I became absolutely absorbed by this book when I read it a couple years ago and I want to read more books like it – it’s part of the reason I am challenging myself to read more historical mysteries this year. It’s a gothic novel with lovely writing and characters that appreciate a good story – which you would hope for, given that it is a book about a biographer that has been asked to cover the life of an ageing author, who has never told the true story of her life herself. The atmosphere is terrific and there is mystery and intense emotion incorporated into every element of the book.
The Secret History by Donna Tartt
This is another book I’m sure I don’t need to explain all that much to you, as it is so popular, one of the most popular on this list. It’s a long, reflective dark academia story that I liked more than I was expecting to. If you aren’t already a fan of slow paced stories, I wouldn’t suggest you start with this one because you may get bored quickly because it does often seem as though the story is going nowhere. Still, it is atmospheric and interesting, and therefore one of my favourites.
Fingersmith by Sarah Waters
Of this list, this is probably the least slow paced but it is also a fairly long book (and there were parts that dragged in my opinion), so I’m counting it. This is another historical mystery that I adored, especially due to the character dynamics. It does include multiple point of views, but the main one is from a character that has grown up with a group of criminals and is attempting to pull off a con that will result in lots of money for her. There are so many twists and turns in this book and it was almost like a con itself, which made for a truly captivating read.
We Are Okay by Nina LaCour
I’m jumping from a really long book to a really short book here, which hopefully shows that any length of book can be slow paced. This one really took me by surprise with how much I loved it. It’s very reflective and the main character spends a lot of time dwelling on the past while she is on her college campus at Christmas time. It deals heavily with grief and loss, especially when it comes to the strain that can put on other parts of your life. This book also has some mysterious elements to it and a sapphic relationship that is so well done.
Summer Bird Blue by Akemi Dawn Bowman
If you have already read and enjoyed We Are Okay, might I suggest this underrated book to you? Summer Bird Blue also deals a lot with grief and its repercussions, as it follows a main character, Rumi, who has been sent by her mum to live in Hawaii with her aunt after the sudden death of her sister. The author is an incredible writer and really knows how to get readers to connect to characters. I really enjoyed witnessing Rumi’s development and growth over the course of the book, seeing her discover herself, including her sexuality, and finding the will to keep playing music after she has experienced the loss of her songwriting partner. If any of that sounds interesting to you, I highly recommend you give this book a go!
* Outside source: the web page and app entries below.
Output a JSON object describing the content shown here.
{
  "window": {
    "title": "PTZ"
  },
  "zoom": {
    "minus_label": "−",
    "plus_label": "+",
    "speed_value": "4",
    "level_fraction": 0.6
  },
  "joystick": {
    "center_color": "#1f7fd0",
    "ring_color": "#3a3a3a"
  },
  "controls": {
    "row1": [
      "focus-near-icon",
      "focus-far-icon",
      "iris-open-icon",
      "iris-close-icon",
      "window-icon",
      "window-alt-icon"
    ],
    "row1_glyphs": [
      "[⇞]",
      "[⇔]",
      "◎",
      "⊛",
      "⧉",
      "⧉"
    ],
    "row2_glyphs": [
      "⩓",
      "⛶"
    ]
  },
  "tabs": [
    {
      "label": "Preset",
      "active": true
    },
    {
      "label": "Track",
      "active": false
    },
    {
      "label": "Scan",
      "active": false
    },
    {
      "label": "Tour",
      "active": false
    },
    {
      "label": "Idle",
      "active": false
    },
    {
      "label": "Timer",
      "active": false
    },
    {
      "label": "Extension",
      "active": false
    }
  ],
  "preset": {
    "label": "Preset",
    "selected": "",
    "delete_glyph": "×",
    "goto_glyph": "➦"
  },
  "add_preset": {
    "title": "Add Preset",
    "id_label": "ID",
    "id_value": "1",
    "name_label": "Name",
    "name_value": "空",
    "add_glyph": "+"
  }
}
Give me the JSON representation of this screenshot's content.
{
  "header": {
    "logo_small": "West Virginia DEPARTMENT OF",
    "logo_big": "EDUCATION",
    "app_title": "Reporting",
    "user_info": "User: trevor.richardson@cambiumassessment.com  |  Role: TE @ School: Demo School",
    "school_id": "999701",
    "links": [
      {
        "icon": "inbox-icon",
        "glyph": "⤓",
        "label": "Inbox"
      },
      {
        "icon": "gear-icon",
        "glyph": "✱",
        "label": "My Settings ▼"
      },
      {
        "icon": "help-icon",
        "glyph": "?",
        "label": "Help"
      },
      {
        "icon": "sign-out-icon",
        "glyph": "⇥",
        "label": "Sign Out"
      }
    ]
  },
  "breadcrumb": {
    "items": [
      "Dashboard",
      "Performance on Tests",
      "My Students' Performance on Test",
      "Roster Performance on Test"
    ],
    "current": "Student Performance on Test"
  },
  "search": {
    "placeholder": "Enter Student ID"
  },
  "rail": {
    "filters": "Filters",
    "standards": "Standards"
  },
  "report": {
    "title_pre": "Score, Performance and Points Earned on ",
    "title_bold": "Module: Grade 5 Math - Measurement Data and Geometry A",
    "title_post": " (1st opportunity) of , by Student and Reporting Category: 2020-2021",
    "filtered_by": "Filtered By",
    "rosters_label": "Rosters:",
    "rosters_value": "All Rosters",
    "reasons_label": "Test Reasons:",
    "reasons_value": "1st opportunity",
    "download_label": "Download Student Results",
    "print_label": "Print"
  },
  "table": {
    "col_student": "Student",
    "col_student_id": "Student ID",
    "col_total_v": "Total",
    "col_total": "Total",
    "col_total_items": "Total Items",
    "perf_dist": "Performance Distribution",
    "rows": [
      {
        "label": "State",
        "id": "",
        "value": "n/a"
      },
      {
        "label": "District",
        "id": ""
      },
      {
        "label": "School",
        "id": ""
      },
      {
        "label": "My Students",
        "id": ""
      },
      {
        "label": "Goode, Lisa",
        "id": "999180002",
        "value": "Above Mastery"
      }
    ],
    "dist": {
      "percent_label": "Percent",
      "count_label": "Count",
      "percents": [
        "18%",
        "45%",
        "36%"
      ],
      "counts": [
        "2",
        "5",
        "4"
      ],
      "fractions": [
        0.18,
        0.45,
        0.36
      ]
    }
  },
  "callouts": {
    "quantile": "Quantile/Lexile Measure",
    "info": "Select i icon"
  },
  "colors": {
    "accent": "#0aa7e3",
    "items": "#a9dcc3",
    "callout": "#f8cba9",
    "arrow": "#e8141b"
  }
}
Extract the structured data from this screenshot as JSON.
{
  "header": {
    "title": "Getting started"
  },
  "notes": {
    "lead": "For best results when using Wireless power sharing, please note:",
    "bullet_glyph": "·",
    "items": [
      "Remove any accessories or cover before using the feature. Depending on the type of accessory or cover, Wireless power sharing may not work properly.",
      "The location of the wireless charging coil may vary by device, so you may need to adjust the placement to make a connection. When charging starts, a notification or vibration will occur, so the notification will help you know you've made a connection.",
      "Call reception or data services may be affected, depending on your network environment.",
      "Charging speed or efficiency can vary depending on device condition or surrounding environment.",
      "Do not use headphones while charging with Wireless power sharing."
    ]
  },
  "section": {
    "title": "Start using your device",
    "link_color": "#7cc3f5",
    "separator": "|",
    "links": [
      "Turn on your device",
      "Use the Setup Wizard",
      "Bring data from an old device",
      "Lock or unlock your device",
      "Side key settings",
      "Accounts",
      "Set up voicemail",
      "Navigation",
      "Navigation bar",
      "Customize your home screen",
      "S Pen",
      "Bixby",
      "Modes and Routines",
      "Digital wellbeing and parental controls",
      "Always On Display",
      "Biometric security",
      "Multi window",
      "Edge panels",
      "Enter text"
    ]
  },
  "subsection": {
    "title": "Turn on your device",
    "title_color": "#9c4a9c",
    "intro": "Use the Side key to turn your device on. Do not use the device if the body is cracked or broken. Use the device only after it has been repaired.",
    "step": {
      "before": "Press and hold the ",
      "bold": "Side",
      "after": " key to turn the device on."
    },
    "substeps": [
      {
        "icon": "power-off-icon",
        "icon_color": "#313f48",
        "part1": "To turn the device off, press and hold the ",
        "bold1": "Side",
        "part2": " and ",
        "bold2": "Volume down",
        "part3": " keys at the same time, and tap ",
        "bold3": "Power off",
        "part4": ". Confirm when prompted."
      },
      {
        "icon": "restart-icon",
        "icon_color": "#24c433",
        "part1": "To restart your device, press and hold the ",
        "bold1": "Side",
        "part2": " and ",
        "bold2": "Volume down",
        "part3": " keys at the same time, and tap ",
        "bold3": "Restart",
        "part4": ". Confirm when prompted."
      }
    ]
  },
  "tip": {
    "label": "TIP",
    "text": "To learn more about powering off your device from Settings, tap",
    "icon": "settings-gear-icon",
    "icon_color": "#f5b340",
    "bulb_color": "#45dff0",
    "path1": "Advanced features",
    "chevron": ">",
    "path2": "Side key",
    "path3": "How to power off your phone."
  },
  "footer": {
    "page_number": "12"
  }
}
Laurinda by Alice Pung
I spoke a little about this book recently, but it’s worth mentioning it again, as it is so underrated! I wish more people would give it a read. Don’t be fooled by the synopsis and the cover – this is not a YA mystery, and it’s not a romance either. It’s set in Australia in the early 90s, and follows Lucy who has just moved from her old school to a new one on a scholarship. It’s a great reflection on privilege and classism, loneliness and identity. Yes, there are “mean girls” as mentioned in the book’s blurb, but the focus is on Lucy and her development. Please read this book!!!
Persuasion by Jane Austen
The final book I’m talking about today and it’s a classic! The ultimate second-chance-romance book, this follows Anne Elliot as she goes about her life, her reflections on past experiences and her uncomfortable reunion with her ex-betrothed. I honestly thought this book was so funny and I loved reading all Anne’s thoughts and observations – especially when it came to her family. Of course I also loved the romance and there were some unexpected events that surprised me, which I appreciated as well.
What do you think?
Do you like slow paced, reflective books? Have you read any of the books on my list? Let me know!